The arrangements lurch and wheel around, segueing from muscular ferocity to contrapuntal churn. Drum fills tumble chaotically as though falling down a long spiral staircase, and the guitars thrum like a furnace in the heart of winter, periodically throwing up sparks like they're unable to fully digest the steely throb. Like King Crimson consigned to the factory floor, it's artistic, brutal and windy, with vocals only occasionally surfacing in the writhing swerve of instruments.
Though the multiple passages and well-crafted violence might suggest premeditation, nothing could be further from the truth. "We're just four dudes from Cleveland who started making music, and it ended up like that," says Dallison. "If there were ever a concept, there's no way we'd all agree on it."
Return to Obscurity was fashioned in nine days in Brooklyn, New York, with producer Andrew Schneider, who also recorded Subject to Change. Then he told Keelhaul they were out of money, and it was time for his Christmas vacation. However brusque he was, he certainly didn't skimp in putting it together — the album is big, terrific and tight, from the meditative "Brady's Lament" to the droning ballistic rumble of "High Seas Vikings Eulogy."
Isis, whose frontman Aaron Turner also owns Keelhaul's label Hydra Head, took them on a European tour last month. ("He figured if these guys are ever going to sell any records, I'm going to have to take them out," says drummer Will Scharf.) The results were better this time, and they even returned with extra dough in their pockets.
No one in the band has a stomach for a full U.S. headlining tour at this point, but they're open to the idea of joining High on Fire or Mastodon, both of whom mentioned in the past taking them out as a supporting act.

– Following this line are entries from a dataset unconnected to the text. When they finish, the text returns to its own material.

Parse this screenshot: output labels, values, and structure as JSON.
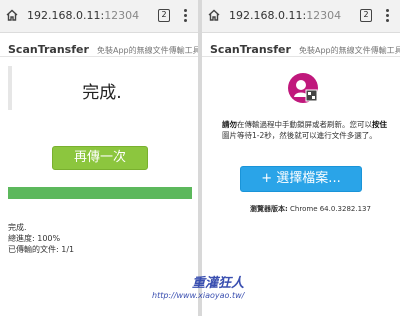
{
  "left": {
    "urlbar": {
      "host": "192.168.0.11:",
      "port": "12304",
      "tab_count": "2"
    },
    "app": {
      "name": "ScanTransfer",
      "slogan": "免裝App的無線文件傳輸工具"
    },
    "status_title": "完成.",
    "again_label": "再傳一次",
    "progress_fraction": 1.0,
    "stats": [
      "完成.",
      "總進度: 100%",
      "已傳輸的文件: 1/1"
    ],
    "watermark_name": "重灌狂人",
    "watermark_url": "http://www.xiaoyao.tw/"
  },
  "right": {
    "urlbar": {
      "host": "192.168.0.11:",
      "port": "12304",
      "tab_count": "2"
    },
    "app": {
      "name": "ScanTransfer",
      "slogan": "免裝App的無線文件傳輸工具"
    },
    "notice_bold1": "請勿",
    "notice_mid": "在傳輸過程中手動鎖屏或者刷新。您可以",
    "notice_bold2": "按住",
    "notice_end": "圖片等待1-2秒，然後就可以進行文件多選了。",
    "choose_label": "+ 選擇檔案...",
    "browser_label": "瀏覽器版本:",
    "browser_value": "Chrome 64.0.3282.137"
  },
  "colors": {
    "again_button": "#8cc63e",
    "progress_fill": "#5cb85c",
    "choose_button": "#2aa4e8",
    "logo": "#c0187c"
  }
}
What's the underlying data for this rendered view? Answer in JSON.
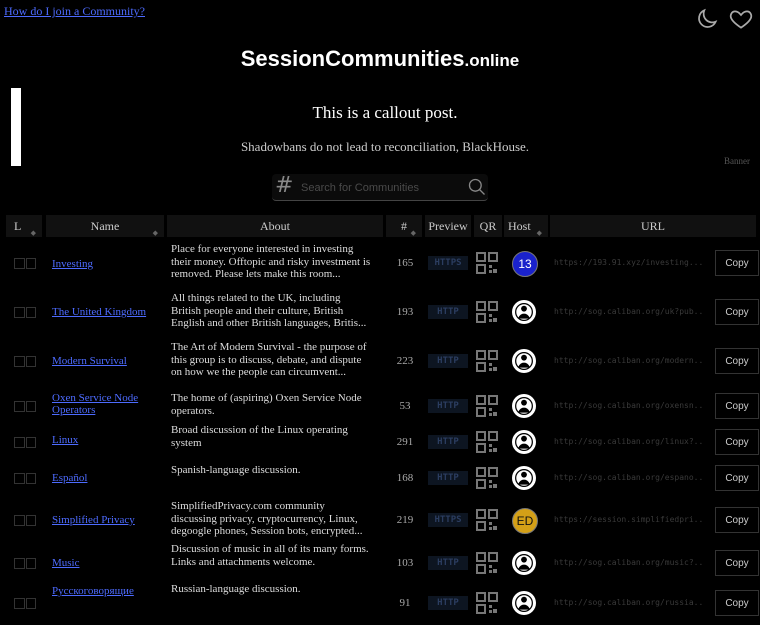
{
  "header": {
    "help_link": "How do I join a Community?",
    "title_main": "SessionCommunities",
    "title_suffix": ".online"
  },
  "callout": {
    "title": "This is a callout post.",
    "text": "Shadowbans do not lead to reconciliation, BlackHouse.",
    "banner_label": "Banner"
  },
  "search": {
    "placeholder": "Search for Communities"
  },
  "table": {
    "headers": {
      "lang": "L",
      "name": "Name",
      "about": "About",
      "users": "#",
      "preview": "Preview",
      "qr": "QR",
      "host": "Host",
      "url": "URL"
    },
    "copy_label": "Copy",
    "rows": [
      {
        "name": "Investing",
        "about": "Place for everyone interested in investing their money. Offtopic and risky investment is removed. Please lets make this room...",
        "users": "165",
        "preview": "HTTPS",
        "host": "13",
        "host_color": "#1a22cc",
        "url": "https://193.91.xyz/investing..."
      },
      {
        "name": "The United Kingdom",
        "about": "All things related to the UK, including British people and their culture, British English and other British languages, Britis...",
        "users": "193",
        "preview": "HTTP",
        "host": "",
        "host_color": "#ffffff",
        "url": "http://sog.caliban.org/uk?pub..."
      },
      {
        "name": "Modern Survival",
        "about": "The Art of Modern Survival - the purpose of this group is to discuss, debate, and dispute on how we the people can circumvent...",
        "users": "223",
        "preview": "HTTP",
        "host": "",
        "host_color": "#ffffff",
        "url": "http://sog.caliban.org/modern..."
      },
      {
        "name": "Oxen Service Node Operators",
        "about": "The home of (aspiring) Oxen Service Node operators.",
        "users": "53",
        "preview": "HTTP",
        "host": "",
        "host_color": "#ffffff",
        "url": "http://sog.caliban.org/oxensn..."
      },
      {
        "name": "Linux",
        "about": "Broad discussion of the Linux operating system",
        "users": "291",
        "preview": "HTTP",
        "host": "",
        "host_color": "#ffffff",
        "url": "http://sog.caliban.org/linux?..."
      },
      {
        "name": "Español",
        "about": "Spanish-language discussion.",
        "users": "168",
        "preview": "HTTP",
        "host": "",
        "host_color": "#ffffff",
        "url": "http://sog.caliban.org/espano..."
      },
      {
        "name": "Simplified Privacy",
        "about": "SimplifiedPrivacy.com community discussing privacy, cryptocurrency, Linux, degoogle phones, Session bots, encrypted...",
        "users": "219",
        "preview": "HTTPS",
        "host": "ED",
        "host_color": "#d4a017",
        "url": "https://session.simplifiedpri..."
      },
      {
        "name": "Music",
        "about": "Discussion of music in all of its many forms. Links and attachments welcome.",
        "users": "103",
        "preview": "HTTP",
        "host": "",
        "host_color": "#ffffff",
        "url": "http://sog.caliban.org/music?..."
      },
      {
        "name": "Русскоговорящие",
        "about": "Russian-language discussion.",
        "users": "91",
        "preview": "HTTP",
        "host": "",
        "host_color": "#ffffff",
        "url": "http://sog.caliban.org/russia..."
      }
    ]
  }
}
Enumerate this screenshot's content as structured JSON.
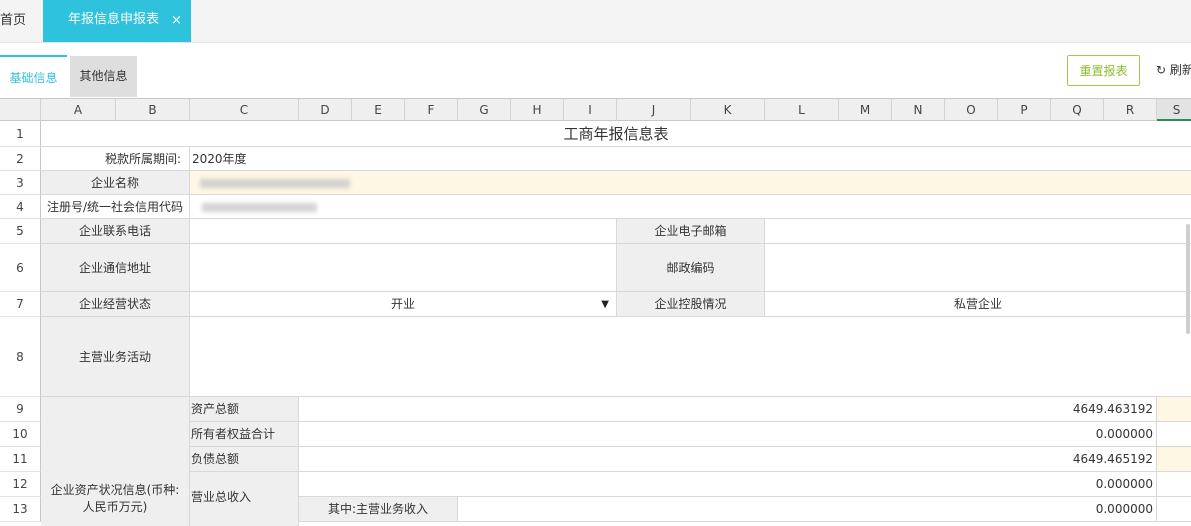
{
  "tabs": {
    "home": "首页",
    "active": "年报信息申报表",
    "active_close": "×"
  },
  "subtabs": {
    "basic": "基础信息",
    "other": "其他信息"
  },
  "toolbar": {
    "reset": "重置报表",
    "refresh_icon": "↻",
    "refresh": "刷新"
  },
  "columns": [
    "A",
    "B",
    "C",
    "D",
    "E",
    "F",
    "G",
    "H",
    "I",
    "J",
    "K",
    "L",
    "M",
    "N",
    "O",
    "P",
    "Q",
    "R",
    "S"
  ],
  "rows": [
    "1",
    "2",
    "3",
    "4",
    "5",
    "6",
    "7",
    "8",
    "9",
    "10",
    "11",
    "12",
    "13"
  ],
  "form": {
    "title": "工商年报信息表",
    "tax_period_label": "税款所属期间:",
    "tax_period_value": "2020年度",
    "company_name_label": "企业名称",
    "reg_no_label": "注册号/统一社会信用代码",
    "phone_label": "企业联系电话",
    "email_label": "企业电子邮箱",
    "address_label": "企业通信地址",
    "postcode_label": "邮政编码",
    "status_label": "企业经营状态",
    "status_value": "开业",
    "status_arrow": "▼",
    "holding_label": "企业控股情况",
    "holding_value": "私营企业",
    "main_business_label": "主营业务活动",
    "assets_group_label": "企业资产状况信息(币种:人民币万元)",
    "total_assets_label": "资产总额",
    "total_assets_value": "4649.463192",
    "equity_label": "所有者权益合计",
    "equity_value": "0.000000",
    "liabilities_label": "负债总额",
    "liabilities_value": "4649.465192",
    "revenue_label": "营业总收入",
    "revenue_value": "0.000000",
    "main_revenue_label": "其中:主营业务收入",
    "main_revenue_value": "0.000000"
  },
  "colors": {
    "accent": "#2fc2dd",
    "reset_border": "#a0cc45",
    "cream": "#fdf7e4",
    "label_bg": "#efefef"
  }
}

For now, it's all about baby steps. Scharf even intimates that some material from the tour's soundchecks could provide the beginnings of a fifth album, though Smith says they aren't there yet.
"There's a website where the sheriff lists evictions," he says. "That's where we're at with the new album. We know where the tree lawns are; we just haven't bothered to check any out yet."